This seems to me to be a bit excessive, but as a woman in her seventh decade of life, perhaps I am just behind the times. How might one best handle this expectation?

Gentle Reader: If only Miss Manners could assume that members of the wedding party weren’t going to be checked, airport security-style, to see if they were wearing the issued undergarments, you would be right up with the times. Airports are now banishing these invasive X-rays. Unfortunately, bridal dictators do not inspire such confidence.

Still, if your daughter does not want to wear the underwear, she needn’t. If asked why not, she can simply say she tried it, it was uncomfortable, and she is happy to offer it back – only slightly used.

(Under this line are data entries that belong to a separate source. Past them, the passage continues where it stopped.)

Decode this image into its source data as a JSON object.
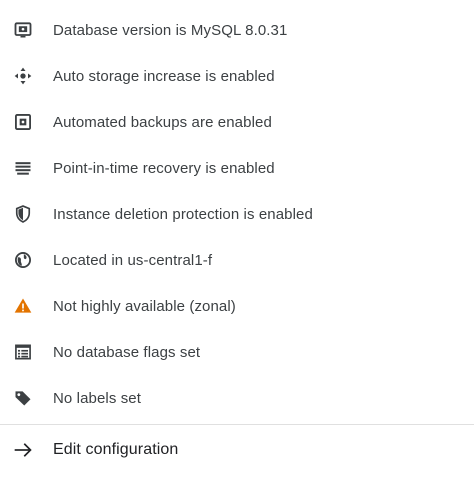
{
  "summary": {
    "items": [
      {
        "label": "Database version is MySQL 8.0.31",
        "icon": "database-version-icon"
      },
      {
        "label": "Auto storage increase is enabled",
        "icon": "storage-expand-icon"
      },
      {
        "label": "Automated backups are enabled",
        "icon": "backup-icon"
      },
      {
        "label": "Point-in-time recovery is enabled",
        "icon": "recovery-log-icon"
      },
      {
        "label": "Instance deletion protection is enabled",
        "icon": "shield-icon"
      },
      {
        "label": "Located in us-central1-f",
        "icon": "globe-icon"
      },
      {
        "label": "Not highly available (zonal)",
        "icon": "warning-icon"
      },
      {
        "label": "No database flags set",
        "icon": "flags-list-icon"
      },
      {
        "label": "No labels set",
        "icon": "label-tag-icon"
      }
    ],
    "action": {
      "label": "Edit configuration",
      "icon": "arrow-right-icon"
    }
  },
  "colors": {
    "icon": "#3c4043",
    "warning": "#e37400",
    "text": "#3c4043"
  }
}
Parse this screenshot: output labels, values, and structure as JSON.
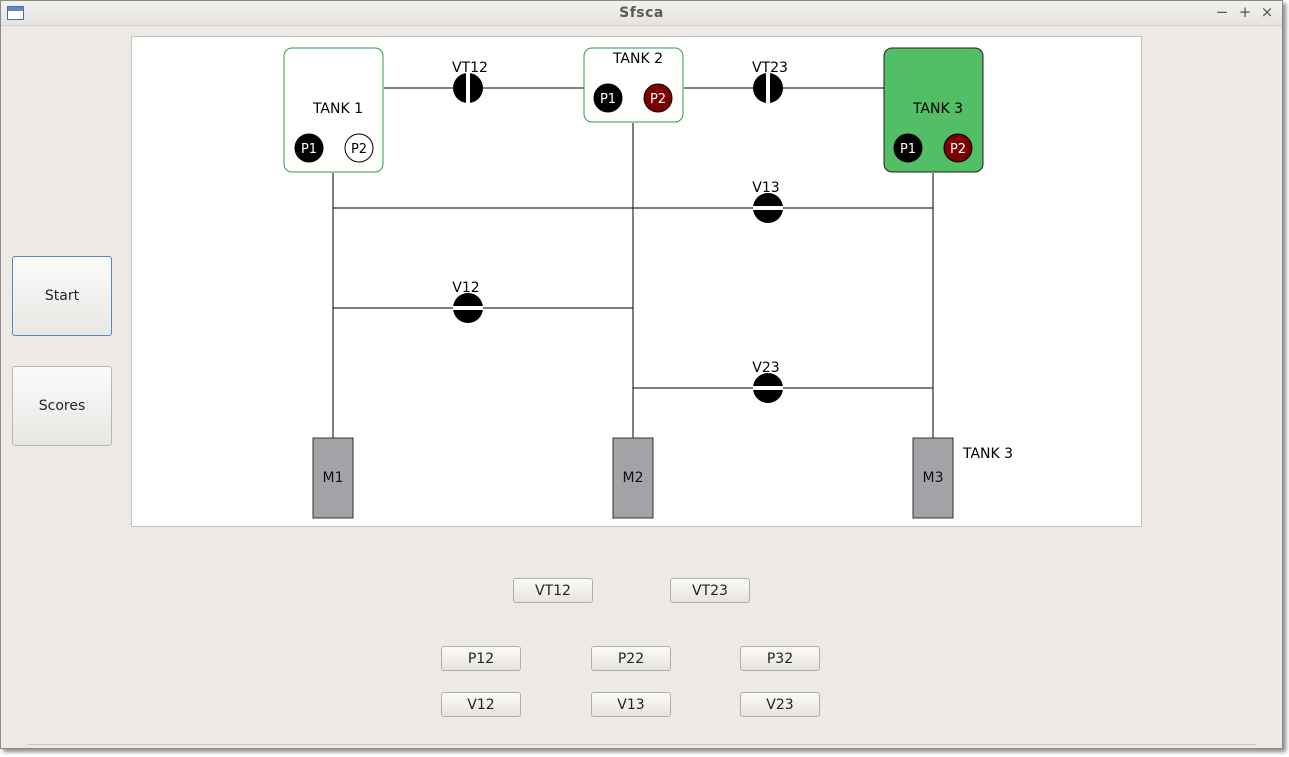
{
  "window": {
    "title": "Sfsca"
  },
  "window_controls": {
    "minimize": "−",
    "maximize": "+",
    "close": "×"
  },
  "sidebar": {
    "start_label": "Start",
    "scores_label": "Scores"
  },
  "diagram": {
    "tanks": [
      {
        "label": "TANK 1",
        "highlighted": false,
        "pumps": [
          {
            "label": "P1",
            "state": "on"
          },
          {
            "label": "P2",
            "state": "off"
          }
        ]
      },
      {
        "label": "TANK 2",
        "highlighted": false,
        "pumps": [
          {
            "label": "P1",
            "state": "on"
          },
          {
            "label": "P2",
            "state": "failed"
          }
        ]
      },
      {
        "label": "TANK 3",
        "highlighted": true,
        "pumps": [
          {
            "label": "P1",
            "state": "on"
          },
          {
            "label": "P2",
            "state": "failed"
          }
        ]
      }
    ],
    "valves": [
      {
        "label": "VT12",
        "state": "open"
      },
      {
        "label": "VT23",
        "state": "open"
      },
      {
        "label": "V13",
        "state": "closed"
      },
      {
        "label": "V12",
        "state": "closed"
      },
      {
        "label": "V23",
        "state": "closed"
      }
    ],
    "engines": [
      {
        "label": "M1"
      },
      {
        "label": "M2"
      },
      {
        "label": "M3"
      }
    ],
    "engine3_caption": "TANK 3"
  },
  "controls": {
    "vt12": "VT12",
    "vt23": "VT23",
    "p12": "P12",
    "p22": "P22",
    "p32": "P32",
    "v12": "V12",
    "v13": "V13",
    "v23": "V23"
  },
  "colors": {
    "tank_border": "#2e9a4a",
    "tank_highlight": "#52bf67",
    "pump_on": "#000000",
    "pump_failed": "#7d0000",
    "engine": "#a3a2a6"
  }
}
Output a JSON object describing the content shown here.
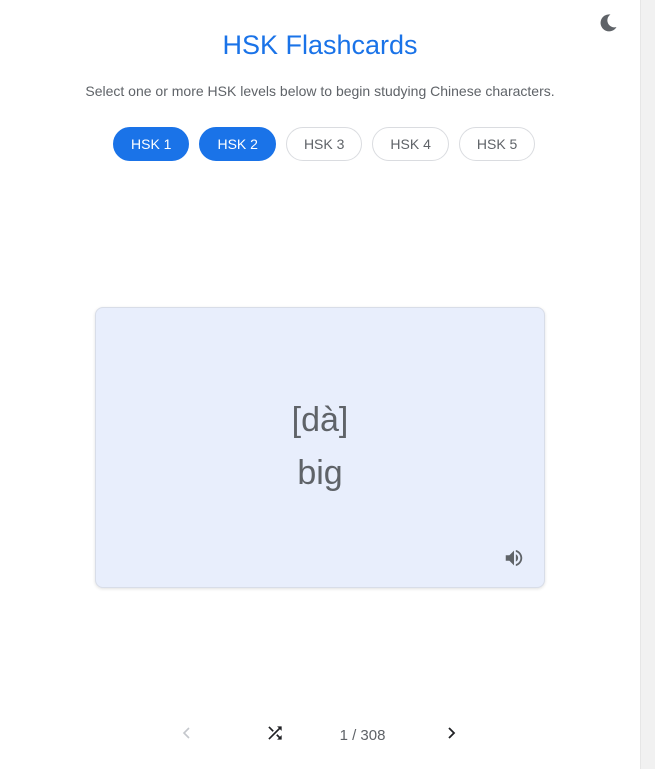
{
  "header": {
    "title": "HSK Flashcards",
    "subtitle": "Select one or more HSK levels below to begin studying Chinese characters.",
    "theme_toggle_icon": "moon-icon"
  },
  "levels": [
    {
      "label": "HSK 1",
      "selected": true
    },
    {
      "label": "HSK 2",
      "selected": true
    },
    {
      "label": "HSK 3",
      "selected": false
    },
    {
      "label": "HSK 4",
      "selected": false
    },
    {
      "label": "HSK 5",
      "selected": false
    }
  ],
  "card": {
    "pinyin": "[dà]",
    "meaning": "big",
    "audio_icon": "speaker-icon"
  },
  "navigation": {
    "prev_icon": "chevron-left-icon",
    "shuffle_icon": "shuffle-icon",
    "counter": "1 / 308",
    "next_icon": "chevron-right-icon"
  },
  "colors": {
    "accent": "#1a73e8",
    "card_background": "#e8eefc",
    "text_muted": "#5f6368"
  }
}
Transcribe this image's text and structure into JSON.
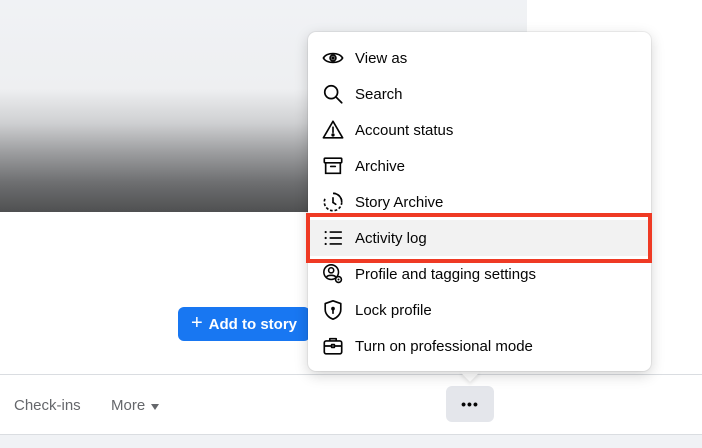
{
  "profile": {
    "add_story_label": "Add to story",
    "add_story_icon": "plus-icon"
  },
  "tabs": {
    "checkins_label": "Check-ins",
    "more_label": "More",
    "overflow_icon": "ellipsis-icon",
    "overflow_glyph": "•••"
  },
  "menu": {
    "items": [
      {
        "label": "View as",
        "icon": "eye-icon"
      },
      {
        "label": "Search",
        "icon": "search-icon"
      },
      {
        "label": "Account status",
        "icon": "warning-triangle-icon"
      },
      {
        "label": "Archive",
        "icon": "archive-box-icon"
      },
      {
        "label": "Story Archive",
        "icon": "story-archive-clock-icon"
      },
      {
        "label": "Activity log",
        "icon": "list-icon",
        "highlighted": true
      },
      {
        "label": "Profile and tagging settings",
        "icon": "profile-gear-icon"
      },
      {
        "label": "Lock profile",
        "icon": "lock-shield-icon"
      },
      {
        "label": "Turn on professional mode",
        "icon": "briefcase-icon"
      }
    ]
  },
  "colors": {
    "accent": "#1877f2",
    "highlight_border": "#ef3a24",
    "secondary_text": "#65676b"
  }
}
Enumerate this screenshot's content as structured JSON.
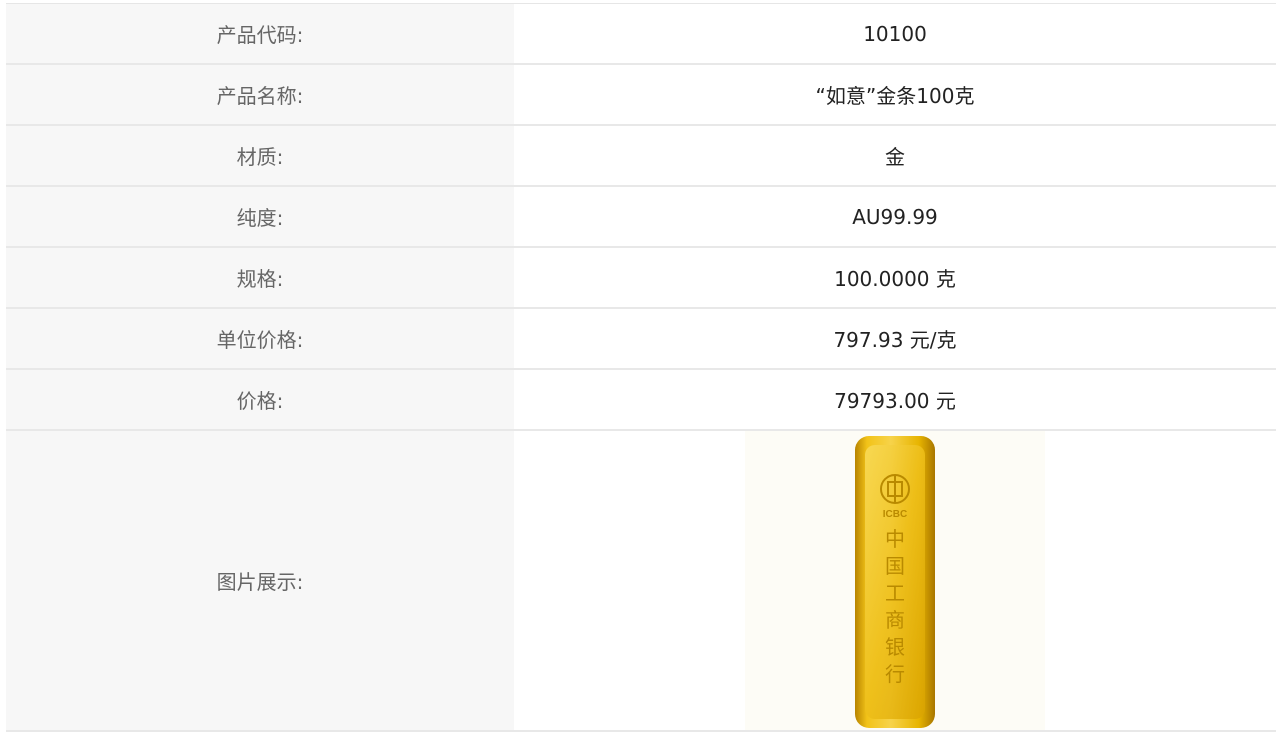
{
  "rows": [
    {
      "label": "产品代码:",
      "value": "10100"
    },
    {
      "label": "产品名称:",
      "value": "“如意”金条100克"
    },
    {
      "label": "材质:",
      "value": "金"
    },
    {
      "label": "纯度:",
      "value": "AU99.99"
    },
    {
      "label": "规格:",
      "value": "100.0000 克"
    },
    {
      "label": "单位价格:",
      "value": "797.93 元/克"
    },
    {
      "label": "价格:",
      "value": "79793.00 元"
    }
  ],
  "image_row": {
    "label": "图片展示:",
    "bar_brand": "ICBC",
    "bar_text": [
      "中",
      "国",
      "工",
      "商",
      "银",
      "行"
    ]
  },
  "colors": {
    "label_bg": "#f7f7f7",
    "gold_light": "#f7d34a",
    "gold_mid": "#e7b400",
    "gold_dark": "#b88400"
  }
}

Make it relatable

Dear Miss Manners: Is there an acceptable way for a gentleman to introduce himself to a lady whose acquaintance he wishes to make, in a public place like a museum, store, bar or restaurant?

Gentle Reader: You mean other than by social media, hook-up apps and offensive one-liners?

Miss Manners commends you on your desire to forgo these regrettable practices and indeed prove yourself to be a gentleman.

As you seem to frequent interesting places, you could endeavor to strike up a conversation that relates to them – an opinion or a recommendation – and see where it leads. Just please be aware of social cues indicating absence of interest or of a mate. It occurs to Miss Manners that unwanted attention and lack of social graces are likely what have made the other methods so prevalent.

Don’t be a nag

Dear Miss Manners: I like “Best wishes” or “Best regards” to end business correspondence, but I’ve been toying with alternatives for friends and family.

Here they are: “Live healthy,” “Live free,” “Be safe,” etc.

Am I creating a trend perhaps not respectful of tradition (manners)?

Gentle Reader: When traditions need improving, Miss Manners will let you know.

There is nothing wrong with signing off with assurances of sincerity or good wishes or affectionate sentiments. Admonishing your correspondents to lead safe, healthy lives sounds remarkably like nagging.

This column was co-written by Judith Martin’s daughter, Jacobina Martin.